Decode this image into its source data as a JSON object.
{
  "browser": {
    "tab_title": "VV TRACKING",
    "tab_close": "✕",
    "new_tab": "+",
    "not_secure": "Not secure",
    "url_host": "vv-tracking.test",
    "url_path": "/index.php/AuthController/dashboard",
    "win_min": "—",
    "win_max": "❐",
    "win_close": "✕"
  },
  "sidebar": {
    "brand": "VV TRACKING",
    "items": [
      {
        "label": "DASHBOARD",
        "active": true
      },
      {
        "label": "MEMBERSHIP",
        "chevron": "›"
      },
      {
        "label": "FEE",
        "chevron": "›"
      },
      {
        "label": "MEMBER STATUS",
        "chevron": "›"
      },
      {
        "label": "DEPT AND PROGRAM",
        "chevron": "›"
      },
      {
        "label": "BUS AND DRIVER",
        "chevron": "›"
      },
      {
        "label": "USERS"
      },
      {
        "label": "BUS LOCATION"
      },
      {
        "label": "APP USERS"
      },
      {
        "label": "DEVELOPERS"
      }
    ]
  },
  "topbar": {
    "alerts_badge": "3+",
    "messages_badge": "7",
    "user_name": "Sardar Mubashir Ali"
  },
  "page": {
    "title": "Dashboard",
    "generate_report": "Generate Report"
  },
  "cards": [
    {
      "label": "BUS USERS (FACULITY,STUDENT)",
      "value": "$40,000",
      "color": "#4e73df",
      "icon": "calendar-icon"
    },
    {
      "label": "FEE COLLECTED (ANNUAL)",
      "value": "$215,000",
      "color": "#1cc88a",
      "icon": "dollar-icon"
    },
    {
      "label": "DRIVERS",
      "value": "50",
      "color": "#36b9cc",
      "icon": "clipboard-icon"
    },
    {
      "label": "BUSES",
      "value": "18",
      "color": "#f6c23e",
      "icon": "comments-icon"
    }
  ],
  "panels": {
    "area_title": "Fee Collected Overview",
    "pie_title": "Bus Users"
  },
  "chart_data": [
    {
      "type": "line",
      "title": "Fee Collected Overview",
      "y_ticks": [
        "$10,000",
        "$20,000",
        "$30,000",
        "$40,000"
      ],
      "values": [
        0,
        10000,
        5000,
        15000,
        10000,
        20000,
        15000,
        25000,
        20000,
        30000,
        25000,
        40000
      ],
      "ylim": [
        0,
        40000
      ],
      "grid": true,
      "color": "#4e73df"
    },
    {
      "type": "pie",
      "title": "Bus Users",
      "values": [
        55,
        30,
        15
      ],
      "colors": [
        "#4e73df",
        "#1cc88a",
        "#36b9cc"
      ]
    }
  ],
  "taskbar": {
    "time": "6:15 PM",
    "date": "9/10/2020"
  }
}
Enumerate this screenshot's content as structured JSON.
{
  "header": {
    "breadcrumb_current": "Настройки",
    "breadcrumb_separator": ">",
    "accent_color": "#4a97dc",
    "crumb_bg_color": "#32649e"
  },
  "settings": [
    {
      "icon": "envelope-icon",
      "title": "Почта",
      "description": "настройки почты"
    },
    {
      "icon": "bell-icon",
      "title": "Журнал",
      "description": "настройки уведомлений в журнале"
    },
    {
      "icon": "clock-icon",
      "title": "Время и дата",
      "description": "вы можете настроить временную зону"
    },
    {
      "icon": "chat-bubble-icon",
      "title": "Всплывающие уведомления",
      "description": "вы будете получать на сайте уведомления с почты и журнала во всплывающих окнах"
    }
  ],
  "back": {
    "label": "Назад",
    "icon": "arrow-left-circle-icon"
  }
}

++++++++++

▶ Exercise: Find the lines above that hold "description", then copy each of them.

▶ Result for this task:
      "description": "настройки почты"
      "description": "настройки уведомлений в журнале"
      "description": "вы можете настроить временную зону"
      "description": "вы будете получать на сайте уведомления с почты и журнала во всплывающих окнах"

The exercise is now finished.